"This enables an Army that is ready to fight tonight," he said. "I want to give you all a personal thank you from me to this team that never settles, that makes it happen every day."

USAMMC-K’s mission is to provide continuous medical logistics support to sustain the readiness of U.S. Forces Korea throughout the full range of military operations. As the theater lead agent for medical materiel, USAMMC-K provides direct medical materiel support to theater medical forces. The organization ensures and assists tactical units with integration into an end-to-end medical supply chain, and assists the combatant commands in health logistics support planning.

Over the past two years, USAMMC-K processed over $79 million in materiel sales, produced over 70,000 optical frames and upgraded medical maintenance operations to enable repair-and-return capabilities on the Korean Peninsula.

"These last two years have without a doubt been challenging, developmental, fast-paced and the [most fun] years of my career," Perkins said. "I will cherish the memories and the bond of excellence we have forged. The sense of pride I have in this organization is something I can’t easily put into words.

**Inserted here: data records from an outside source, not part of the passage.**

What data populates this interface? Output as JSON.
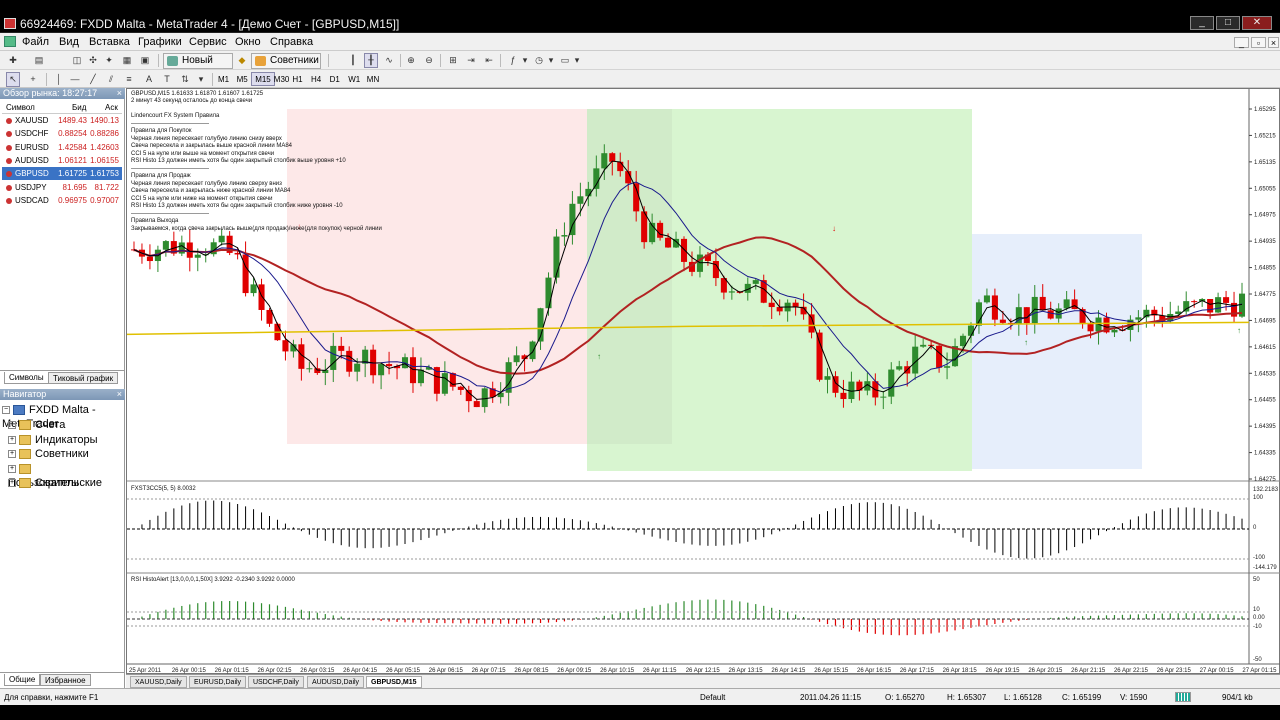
{
  "window": {
    "title": "66924469: FXDD Malta - MetaTrader 4 - [Демо Счет - [GBPUSD,M15]]"
  },
  "menu": [
    "Файл",
    "Вид",
    "Вставка",
    "Графики",
    "Сервис",
    "Окно",
    "Справка"
  ],
  "toolbar": {
    "new_order": "Новый Ордер",
    "experts": "Советники"
  },
  "timeframes": [
    "M1",
    "M5",
    "M15",
    "M30",
    "H1",
    "H4",
    "D1",
    "W1",
    "MN"
  ],
  "active_timeframe": "M15",
  "market_watch": {
    "title": "Обзор рынка: 18:27:17",
    "col_symbol": "Символ",
    "col_bid": "Бид",
    "col_ask": "Аск",
    "rows": [
      {
        "symbol": "XAUUSD",
        "bid": "1489.43",
        "ask": "1490.13",
        "selected": false
      },
      {
        "symbol": "USDCHF",
        "bid": "0.88254",
        "ask": "0.88286",
        "selected": false
      },
      {
        "symbol": "EURUSD",
        "bid": "1.42584",
        "ask": "1.42603",
        "selected": false
      },
      {
        "symbol": "AUDUSD",
        "bid": "1.06121",
        "ask": "1.06155",
        "selected": false
      },
      {
        "symbol": "GBPUSD",
        "bid": "1.61725",
        "ask": "1.61753",
        "selected": true
      },
      {
        "symbol": "USDJPY",
        "bid": "81.695",
        "ask": "81.722",
        "selected": false
      },
      {
        "symbol": "USDCAD",
        "bid": "0.96975",
        "ask": "0.97007",
        "selected": false
      }
    ],
    "tabs": [
      "Символы",
      "Тиковый график"
    ]
  },
  "navigator": {
    "title": "Навигатор",
    "root": "FXDD Malta - MetaTrader",
    "items": [
      "Счета",
      "Индикаторы",
      "Советники",
      "Пользовательские",
      "Скрипты"
    ],
    "tabs": [
      "Общие",
      "Избранное"
    ]
  },
  "chart": {
    "header": "GBPUSD,M15  1.61633 1.61870 1.61607 1.61725",
    "countdown": "2 минут 43 секунд осталось до конца свечи",
    "notes": [
      "Lindencourt FX System Правила",
      "—————————————",
      "Правила для Покупок",
      "Черная линия пересекает голубую линию снизу вверх",
      "Свеча пересекла и закрылась выше красной линии MA84",
      "CCI 5 на нуле или выше на момент открытия свечи",
      "RSI Histo 13 должен иметь хотя бы один закрытый столбик выше уровня +10",
      "—————————————",
      "Правила для Продаж",
      "Черная линия пересекает голубую линию сверху вниз",
      "Свеча пересекла и закрылась ниже красной линии MA84",
      "CCI 5 на нуле или ниже на момент открытия свечи",
      "RSI Histo 13 должен иметь хотя бы один закрытый столбик ниже уровня -10",
      "—————————————",
      "Правила Выхода",
      "Закрываемся, когда свеча закрылась выше(для продаж)/ниже(для покупок) черной линии"
    ],
    "price_labels": [
      "1.65295",
      "1.65215",
      "1.65135",
      "1.65055",
      "1.64975",
      "1.64935",
      "1.64855",
      "1.64775",
      "1.64695",
      "1.64615",
      "1.64535",
      "1.64455",
      "1.64395",
      "1.64335",
      "1.64275"
    ],
    "cci_label": "FXST3CC5(5, 5) 8.0032",
    "cci_scale": [
      "132.2183",
      "100",
      "0",
      "-100",
      "-144.179"
    ],
    "rsi_label": "RSI HistoAlert [13,0,0,0,1,50X] 3.9292 -0.2340 3.9292 0.0000",
    "rsi_scale": [
      "50",
      "10",
      "0.00",
      "-10",
      "-50"
    ],
    "time_labels": [
      "25 Apr 2011",
      "26 Apr 00:15",
      "26 Apr 01:15",
      "26 Apr 02:15",
      "26 Apr 03:15",
      "26 Apr 04:15",
      "26 Apr 05:15",
      "26 Apr 06:15",
      "26 Apr 07:15",
      "26 Apr 08:15",
      "26 Apr 09:15",
      "26 Apr 10:15",
      "26 Apr 11:15",
      "26 Apr 12:15",
      "26 Apr 13:15",
      "26 Apr 14:15",
      "26 Apr 15:15",
      "26 Apr 16:15",
      "26 Apr 17:15",
      "26 Apr 18:15",
      "26 Apr 19:15",
      "26 Apr 20:15",
      "26 Apr 21:15",
      "26 Apr 22:15",
      "26 Apr 23:15",
      "27 Apr 00:15",
      "27 Apr 01:15"
    ],
    "colors": {
      "bull": "#2e8b2e",
      "bear": "#e00000",
      "ma84": "#b22222",
      "fast": "#000000",
      "slow": "#1a1a8c",
      "level": "#e0c000",
      "buy_zone": "#d8f5d0",
      "sell_zone": "#fde8e8",
      "neutral_zone": "#e6eefb"
    }
  },
  "chart_tabs": [
    {
      "label": "XAUUSD,Daily",
      "active": false
    },
    {
      "label": "EURUSD,Daily",
      "active": false
    },
    {
      "label": "USDCHF,Daily",
      "active": false
    },
    {
      "label": "AUDUSD,Daily",
      "active": false
    },
    {
      "label": "GBPUSD,M15",
      "active": true
    }
  ],
  "status": {
    "help": "Для справки, нажмите F1",
    "profile": "Default",
    "datetime": "2011.04.26 11:15",
    "open": "O: 1.65270",
    "high": "H: 1.65307",
    "low": "L: 1.65128",
    "close": "C: 1.65199",
    "volume": "V: 1590",
    "traffic": "904/1 kb"
  }
}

"This team balanced the response to a global pandemic to protect, surveil and vaccinate the joint force and beneficiaries while simultaneously transitioning command relationships both above and below the organization," he continued. "It has been a blessing to see this team execute with such passion, precision and commitment to excellence. It has been an honor to serve side by side with you over the last two years. I will leave here knowing we gave it our best and never settled."

Perkins will assume his next role as the medical logistics planner for U.S. Army Europe and Africa.

Sander, who previously served as USAMMC-K’s deputy commander for operations, is the unit’s 30th commander in its history that dates back to 1954. He expressed excitement to take on the new role in a place that "feels like home" to his family.

"I am humbled and grateful. Our mission has meaning every day and your dedication and performance … is awe inspiring," Sander said to the USAMMC-K workforce. "Everyone here has come to expect excellence from this organization and in every endeavor. That said, we will be embarking on this adventure together again, making even more memories and taking on new challenges."

USAMMC-K is one of three direct reporting units under AMLC, the Army’s Class VIII Life Cycle Management Command. AMLC delivers phase zero readiness to the force while executing the medical materiel management functions for combatant commands in order to set and sustain operational medical capabilities in all phases in response to large-scale combat operations and multidomain operations.